More than half of American adults say the primary reason young people don’t pursue degrees in science, technology, engineering and math (STEM) is because they think these subjects are too hard, according to recent research conducted by the Pew Research Center.
However, Morgan State University’s Science Engineering Mathematics and Aerospace Academy (SEEMA) has found a way to proactively address the need for minority youth involvement in STEM subjects by developing an annual event which provides students with a fun, interactive, hands-on, ‘minds-on’ alternative to learning disciplines traditionally known as either difficult or boring.
MSU’s eighth annual STEM Day Extravaganza was held on September 14, 2019 at the university’s Hill Field House, and once again showcased a variety of fun STEM-related activities for school-aged children including astronomy, model airplane building and flying, life science activities, engineering design and construction, math and science games, rocketry, robotics and various NASA and NOAA (National Oceanic and Atmospheric Administration) educational activities.
“STEM is our life. It’s what we live and breathe,” said Jonathan Wilson, the STEM Day Extravaganza coordinator.
Wilson, project director for Morgan State’s MUREP Aerospace Academy, was elated to host the STEM Day Extravaganza for the eighth year. Due to enrollment limitations on the Saturday Science Academy, the STEM Day allows students in the community and throughout the state of Maryland to engage in some similar hands-on activities, he said.
“Science, technology, engineering and math is important for every aspect of our lives, and we do not have enough professionals in the STEM fields in the U.S.,” Wilson added.

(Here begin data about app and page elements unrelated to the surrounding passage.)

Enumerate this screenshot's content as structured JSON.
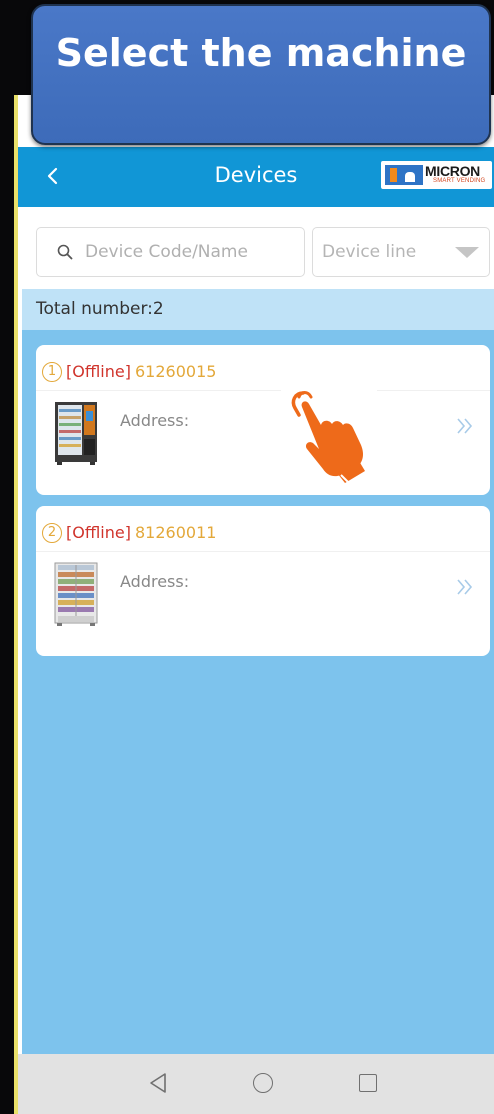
{
  "banner": {
    "title": "Select the machine"
  },
  "header": {
    "back_icon": "chevron-left-icon",
    "title": "Devices"
  },
  "logo": {
    "brand": "MICRON",
    "tagline": "SMART VENDING",
    "mark_color": "#2e74c6",
    "accent": "#f28a1c"
  },
  "search": {
    "placeholder": "Device Code/Name",
    "icon": "search-icon"
  },
  "device_line": {
    "label": "Device line",
    "icon": "triangle-down-icon"
  },
  "summary": {
    "total_label": "Total number:2"
  },
  "devices": [
    {
      "index": "1",
      "status": "[Offline]",
      "code": "61260015",
      "address_label": "Address:"
    },
    {
      "index": "2",
      "status": "[Offline]",
      "code": "81260011",
      "address_label": "Address:"
    }
  ],
  "nav": {
    "back": "nav-back-icon",
    "home": "nav-home-icon",
    "recent": "nav-recent-icon"
  },
  "colors": {
    "header": "#1196d6",
    "content_bg": "#7dc3ed",
    "status_offline": "#d0342c",
    "code": "#e3a83a",
    "banner": "#4a78c8",
    "pointer_hand": "#ee6a1a"
  }
}
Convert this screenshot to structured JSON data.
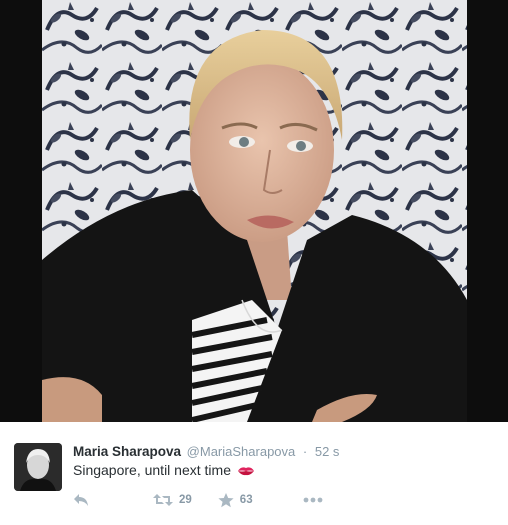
{
  "tweet": {
    "author_name": "Maria Sharapova",
    "author_handle": "@MariaSharapova",
    "separator": "·",
    "timestamp": "52 s",
    "text": "Singapore, until next time",
    "emoji": "kiss-mark-icon"
  },
  "actions": {
    "retweet_count": "29",
    "favorite_count": "63"
  },
  "colors": {
    "muted": "#8899a6",
    "text": "#292f33",
    "kiss": "#e0245e"
  }
}
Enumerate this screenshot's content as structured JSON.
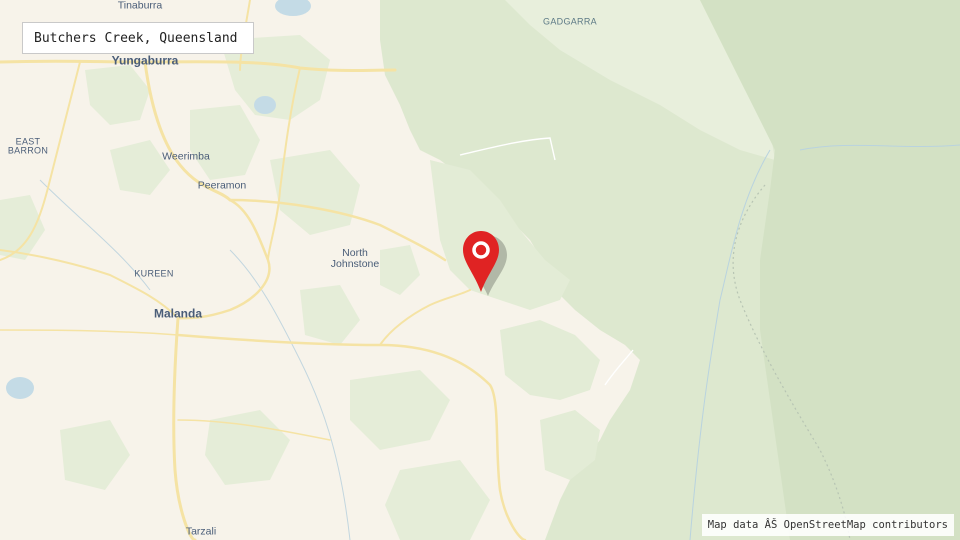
{
  "title_box": {
    "text": "Butchers Creek, Queensland"
  },
  "attribution": {
    "text": "Map data ÂŠ OpenStreetMap contributors"
  },
  "marker": {
    "icon": "map-pin-icon",
    "color": "#e02323"
  },
  "colors": {
    "background": "#f7f3ea",
    "forest_light": "#e8efdc",
    "forest_mid": "#dde8cf",
    "forest_dark": "#d3e1c4",
    "road": "#f7e6a9",
    "water": "#c4dbe6"
  },
  "places": {
    "tinaburra": "Tinaburra",
    "yungaburra": "Yungaburra",
    "east_barron_1": "EAST",
    "east_barron_2": "BARRON",
    "weerimba": "Weerimba",
    "peeramon": "Peeramon",
    "kureen": "KUREEN",
    "north_johnstone_1": "North",
    "north_johnstone_2": "Johnstone",
    "malanda": "Malanda",
    "tarzali": "Tarzali",
    "gadgarra": "GADGARRA"
  }
}
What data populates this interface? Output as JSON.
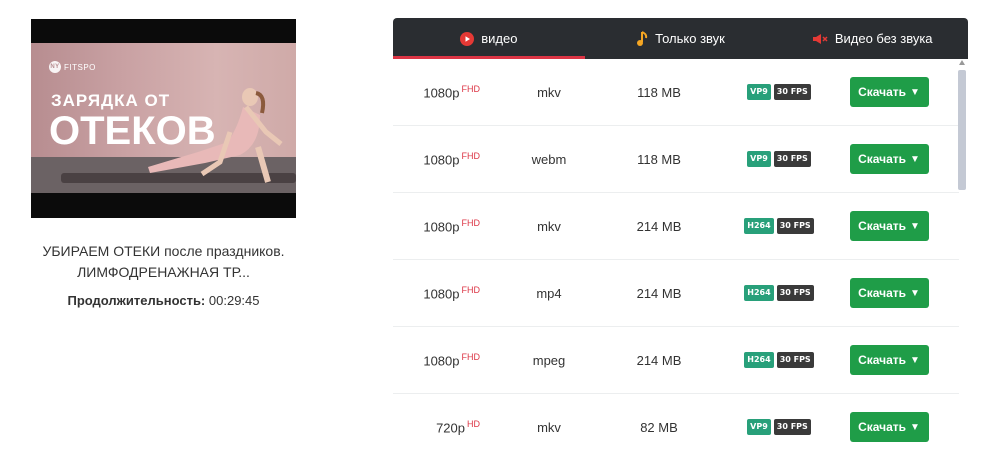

“Many old people like myself are retiring in all aspects— local, national, and federal agencies and we don’t have enough young people to take our places. So we continue to get this type of program going so that we can get [students] excited and motivate them to think of STEM and remove the fear of doing STEM.”
Most of the exhibits present additionally provided parents with educational techniques and materials to keep their children interested in academics, specifically in the STEM field.
“It’s an eye-opener for the kids and the parents as well,” said Vercera Brisbon, who came along with her grandson Daequan Railey, a student in BMAA Saturday Academy and third grader at Baltimore International Academy. Brisbon said she found out about the annual extravaganza through the Saturday Academy and was delighted to have been involved in the 2019 event.
“I hope that he’s learned a little science, a little more math, and he’s learning about engineering so I hope he takes interest in one of those three subjects. But there’s still a lot to go around and find out about, so when he leaves I’m hoping he picks up a little more than what he left with.”
Though a few vendors from last year’s event weren’t able to participate this year, Wilson was glad to have had one new vendor join the exhibits: the Space Telescope Science Institute.
The other vendors in attendance, all of whom participated in previous years, were American Nuclear Society; American Society for Biology; Army Research Lab; Baltimore MAA Instructors; Benjamin Banneker Museum; Carnegie Institute for Science: Bio Eyes; Exelon; Maryland Science Center; Maryland Space Grant Consortium; NASA Goddard Space Flight Center; and several others.
“As you can see, they don’t want to leave. They love it. They said this is fun, this is exciting,” Wilson said. The extravaganza also holds the potential of added recruitment for the Saturday Academy program. Wilson expounded upon his and his colleague’s efforts to deliver a fun alternative for STEM involvement.
“In the STEM area subjects, some people think ‘oh, it’s not for me.’ They’re too scared. No, science, technology, engineering and math is all fun.
“That’s why we teach by [children] playing and then learning. And we need more of them to go into these fields when they come to college.”
Billie Partlow, a former BMAA instructor for high school students, has been a vendor since the extravaganza’s inception in 2012. Her exhibit, named “heart and mind,” focused on the effects of space travel on the body systems. The objective of the Partlow’s exhibit is for participants to understand how the nervous and cardiovascular system functions. She went on to explain why STEM is so critically important for black youth.
“Minorities or African-American children have been denied these privileges. It’s like our children don’t have the ability to learn technology and they’re not math wizards— yes they are. They’re just like any other child,” said Partlow who was also a former physics teacher with Baltimore City Public Schools. “I’m glad that whoever thought of this STEM thing note that our children need this for tomorrow as well as today… the STEM program is the best thing that could’ve happened.”